The passage you are referring to is Rev 12:1-2. It reads as follows:
1 And a great portent appeared in heaven, a woman clothed with the sun, with the moon under her feet, and on her head a crown of twelve stars; 2 she was with child and she cried out in her pangs of birth, in anguish for delivery.Now, we have to remember that the Book of Revelation is full of symbols that have many layers of meaning. The woman from Rev 12 is representative of Mary, Israel, and the Church. Sometimes only one of the three is evoked, other times all three are present. The meaning of symbols in apocalyptic literature is often very fluid in this way.

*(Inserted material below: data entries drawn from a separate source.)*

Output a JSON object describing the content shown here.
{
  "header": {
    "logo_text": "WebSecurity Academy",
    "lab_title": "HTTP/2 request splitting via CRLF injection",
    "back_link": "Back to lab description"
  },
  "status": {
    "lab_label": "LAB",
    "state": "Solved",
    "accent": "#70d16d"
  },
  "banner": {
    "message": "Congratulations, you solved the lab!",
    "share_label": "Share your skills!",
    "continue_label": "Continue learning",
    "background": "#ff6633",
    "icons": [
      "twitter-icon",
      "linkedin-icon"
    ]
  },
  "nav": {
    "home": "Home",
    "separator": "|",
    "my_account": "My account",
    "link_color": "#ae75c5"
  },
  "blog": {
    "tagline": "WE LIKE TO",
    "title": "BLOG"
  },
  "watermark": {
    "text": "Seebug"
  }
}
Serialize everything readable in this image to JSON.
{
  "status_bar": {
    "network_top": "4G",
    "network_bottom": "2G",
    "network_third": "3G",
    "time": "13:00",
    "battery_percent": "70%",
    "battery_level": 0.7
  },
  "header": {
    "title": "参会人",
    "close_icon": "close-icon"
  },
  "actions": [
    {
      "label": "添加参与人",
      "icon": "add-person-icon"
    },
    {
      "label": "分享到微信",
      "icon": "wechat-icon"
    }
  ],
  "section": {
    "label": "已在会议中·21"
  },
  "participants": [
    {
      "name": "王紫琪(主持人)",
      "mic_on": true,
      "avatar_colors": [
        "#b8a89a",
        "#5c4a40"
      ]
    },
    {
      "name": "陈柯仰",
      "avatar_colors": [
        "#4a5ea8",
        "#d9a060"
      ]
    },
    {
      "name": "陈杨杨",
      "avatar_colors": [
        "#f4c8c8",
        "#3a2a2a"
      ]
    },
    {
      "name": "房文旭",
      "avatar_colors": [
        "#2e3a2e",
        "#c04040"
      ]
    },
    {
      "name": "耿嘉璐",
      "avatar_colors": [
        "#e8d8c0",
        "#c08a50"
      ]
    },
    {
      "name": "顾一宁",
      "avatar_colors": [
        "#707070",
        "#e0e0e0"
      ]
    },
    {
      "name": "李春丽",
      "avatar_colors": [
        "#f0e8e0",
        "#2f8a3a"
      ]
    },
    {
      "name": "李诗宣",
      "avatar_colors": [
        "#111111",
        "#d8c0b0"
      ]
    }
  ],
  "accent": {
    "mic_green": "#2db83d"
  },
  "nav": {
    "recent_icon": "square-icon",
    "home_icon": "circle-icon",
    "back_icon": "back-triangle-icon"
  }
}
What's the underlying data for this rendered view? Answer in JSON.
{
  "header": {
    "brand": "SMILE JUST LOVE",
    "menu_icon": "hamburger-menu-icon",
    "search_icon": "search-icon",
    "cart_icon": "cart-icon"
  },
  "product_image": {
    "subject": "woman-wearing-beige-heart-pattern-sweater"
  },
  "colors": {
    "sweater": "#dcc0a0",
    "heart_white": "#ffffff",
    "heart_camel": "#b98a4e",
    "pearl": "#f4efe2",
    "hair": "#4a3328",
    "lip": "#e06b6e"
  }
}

So, we have a woman experiencing the pangs of child birth. In one sense, this woman is Mary. After all, she gives birth to a son who will rule all the nations (vs. 5) and is the mother of all Christians (vs. 17). But, since Mary did not receive the stain of original sin, she could not have experienced pain when Jesus was born. Therefore, this pain must refer to something else.

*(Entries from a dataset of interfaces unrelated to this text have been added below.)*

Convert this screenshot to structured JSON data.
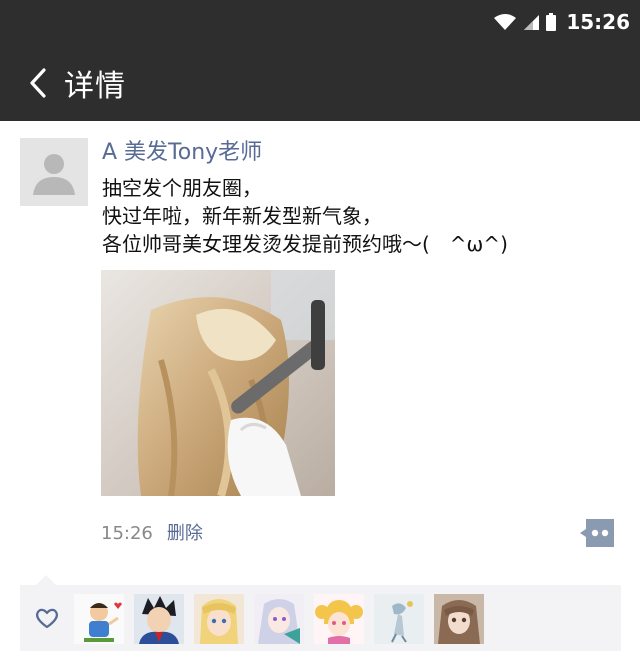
{
  "status_bar": {
    "time": "15:26"
  },
  "header": {
    "title": "详情"
  },
  "post": {
    "author": "A 美发Tony老师",
    "lines": [
      "抽空发个朋友圈，",
      "快过年啦，新年新发型新气象，",
      "各位帅哥美女理发烫发提前预约哦～(　^ω^)"
    ],
    "time": "15:26",
    "delete_label": "删除"
  },
  "likes": {
    "count_shown": 7
  },
  "colors": {
    "topbar": "#2e2e2e",
    "link": "#576b95",
    "likes_bg": "#f3f3f5"
  }
}
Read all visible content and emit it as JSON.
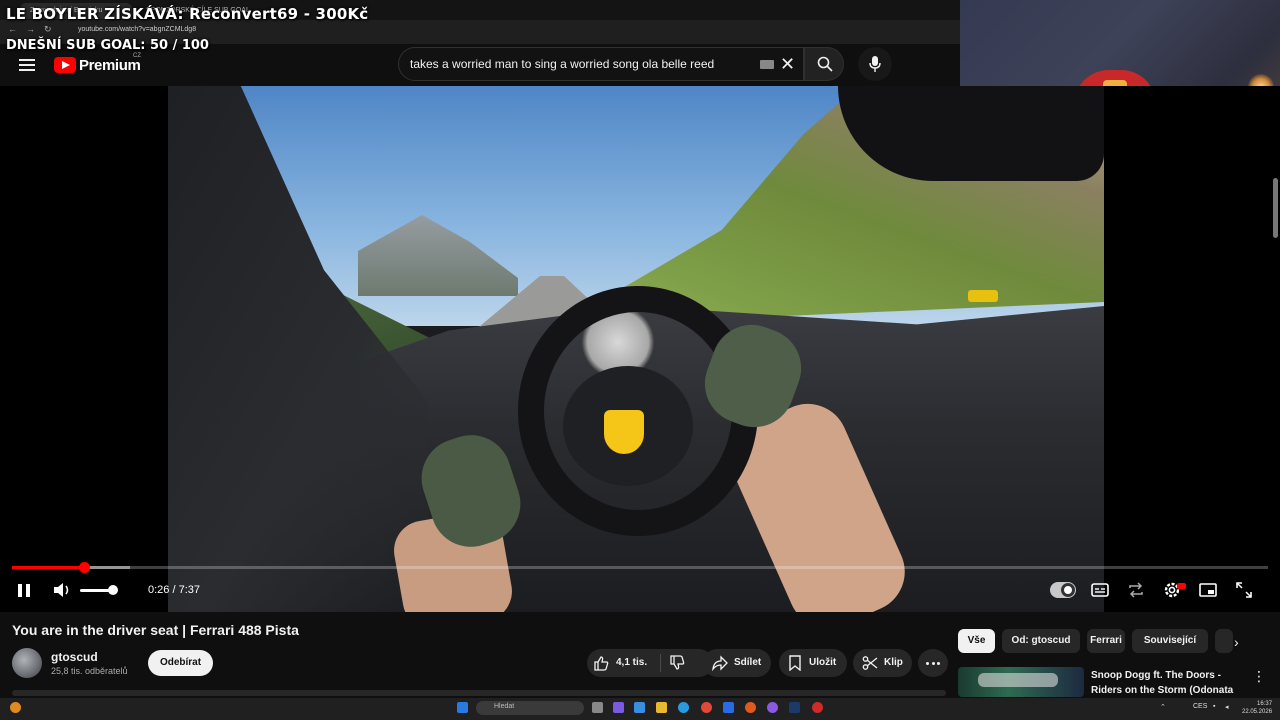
{
  "browser": {
    "tabs": [
      "Zpravodajství Bez tisku",
      "SPONZORSKÉ CÍLE SUB GOAL"
    ],
    "url": "youtube.com/watch?v=abgnZCMLdg8"
  },
  "overlay": {
    "title": "LE BOYLER ZÍSKÁVÁ: Reconvert69 - 300Kč",
    "goal": "DNEŠNÍ SUB GOAL:  50 / 100"
  },
  "header": {
    "logo_text": "Premium",
    "region": "CZ",
    "search_value": "takes a worried man to sing a worried song ola belle reed",
    "icons": [
      "menu-icon",
      "youtube-logo",
      "keyboard-icon",
      "clear-icon",
      "search-icon",
      "mic-icon"
    ]
  },
  "player": {
    "time": "0:26 / 7:37",
    "progress_fraction": 0.057,
    "buffer_fraction": 0.094,
    "volume_fraction": 1.0,
    "icons": [
      "pause-icon",
      "volume-icon",
      "autoplay-toggle",
      "subtitles-icon",
      "loop-icon",
      "settings-icon",
      "miniplayer-icon",
      "fullscreen-icon"
    ],
    "colors": {
      "progress": "#ff0000",
      "hd_badge": "#ff0000"
    }
  },
  "video": {
    "title": "You are in the driver seat | Ferrari 488 Pista",
    "channel": "gtoscud",
    "subscribers": "25,8 tis. odběratelů",
    "subscribe_label": "Odebírat",
    "likes": "4,1 tis.",
    "share_label": "Sdílet",
    "save_label": "Uložit",
    "clip_label": "Klip"
  },
  "sidebar": {
    "chips": [
      "Vše",
      "Od: gtoscud",
      "Ferrari",
      "Související"
    ],
    "rec_title": "Snoop Dogg ft. The Doors - Riders on the Storm (Odonata ..."
  },
  "taskbar": {
    "search_placeholder": "Hledat",
    "lang": "CES",
    "time": "16:37",
    "date": "22.05.2026"
  }
}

I think the pain and anguish we read about here is spiritual, not physical. After all, when Mary and Joseph brought the baby Jesus to Simeon, he prophesied that a sword would pierce her heart because of her son (cf. Lk 2:34-35). Jesus’ Passion and Death are the source of this pain. She suffered bitterly at the foot of the Cross as her Son hung there alone and dying.
Of course, like I said, this woman can also represent Israel. In this case, the pangs of childbirth symbolize the great suffering and longing that the Israelites experienced in their exile. Isaiah said Israel was “like a woman with child, who writhes and cries out in her pangs, when she is near her time” (Isa 26:16-18). The prophet Micah uses this same analogy: “Writhe and groan, O daughter of Zion, like a woman in travail; for now you shall go forth from the city and dwell in the open country; you shall go to Babylon” (Micah 4:10).

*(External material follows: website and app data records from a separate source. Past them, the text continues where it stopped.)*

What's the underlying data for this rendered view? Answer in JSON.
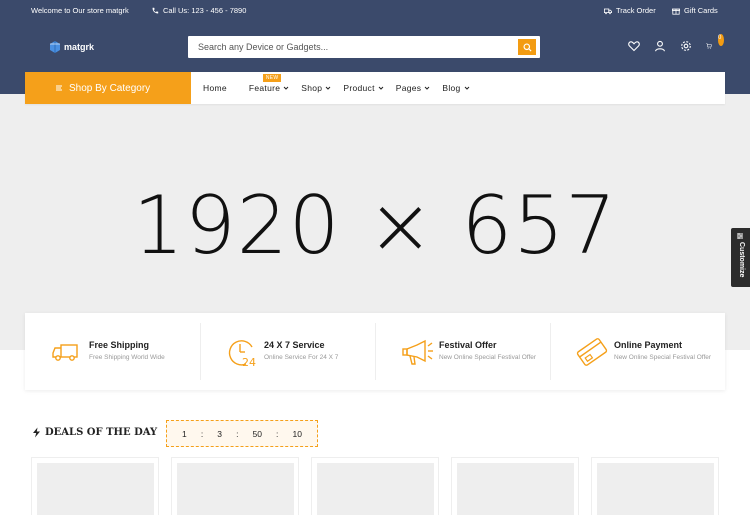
{
  "topbar": {
    "welcome": "Welcome to Our store matgrk",
    "call": "Call Us: 123 - 456 - 7890",
    "track_order": "Track Order",
    "gift_cards": "Gift Cards"
  },
  "header": {
    "logo": "matgrk",
    "search_placeholder": "Search any Device or Gadgets...",
    "cart_count": "0"
  },
  "nav": {
    "category_button": "Shop By Category",
    "items": [
      {
        "label": "Home"
      },
      {
        "label": "Feature",
        "badge": "NEW"
      },
      {
        "label": "Shop"
      },
      {
        "label": "Product"
      },
      {
        "label": "Pages"
      },
      {
        "label": "Blog"
      }
    ]
  },
  "hero": {
    "placeholder_text": "1920 × 657"
  },
  "customize": "Customize",
  "features": [
    {
      "title": "Free Shipping",
      "subtitle": "Free Shipping World Wide",
      "icon": "truck-icon"
    },
    {
      "title": "24 X 7 Service",
      "subtitle": "Online Service For 24 X 7",
      "icon": "clock-24-icon"
    },
    {
      "title": "Festival Offer",
      "subtitle": "New Online Special Festival Offer",
      "icon": "megaphone-icon"
    },
    {
      "title": "Online Payment",
      "subtitle": "New Online Special Festival Offer",
      "icon": "credit-card-icon"
    }
  ],
  "deals": {
    "title": "DEALS OF THE DAY",
    "timer": {
      "days": "1",
      "hours": "3",
      "minutes": "50",
      "seconds": "10",
      "separator": ":"
    }
  },
  "colors": {
    "header_bg": "#3b4a6b",
    "accent": "#f5a01a",
    "hero_bg": "#eeeeee"
  }
}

As the Church, we experience this same suffering and longing as we await the Second Coming. Paul told the Galatians that he was “in travail” until Christ be formed in them (4:19). According to him, “the whole of creation has been groaning in travail” and “we ourselves … as we wait for adoption as sons, the redemption of our bodies” (Rom 8:22-23).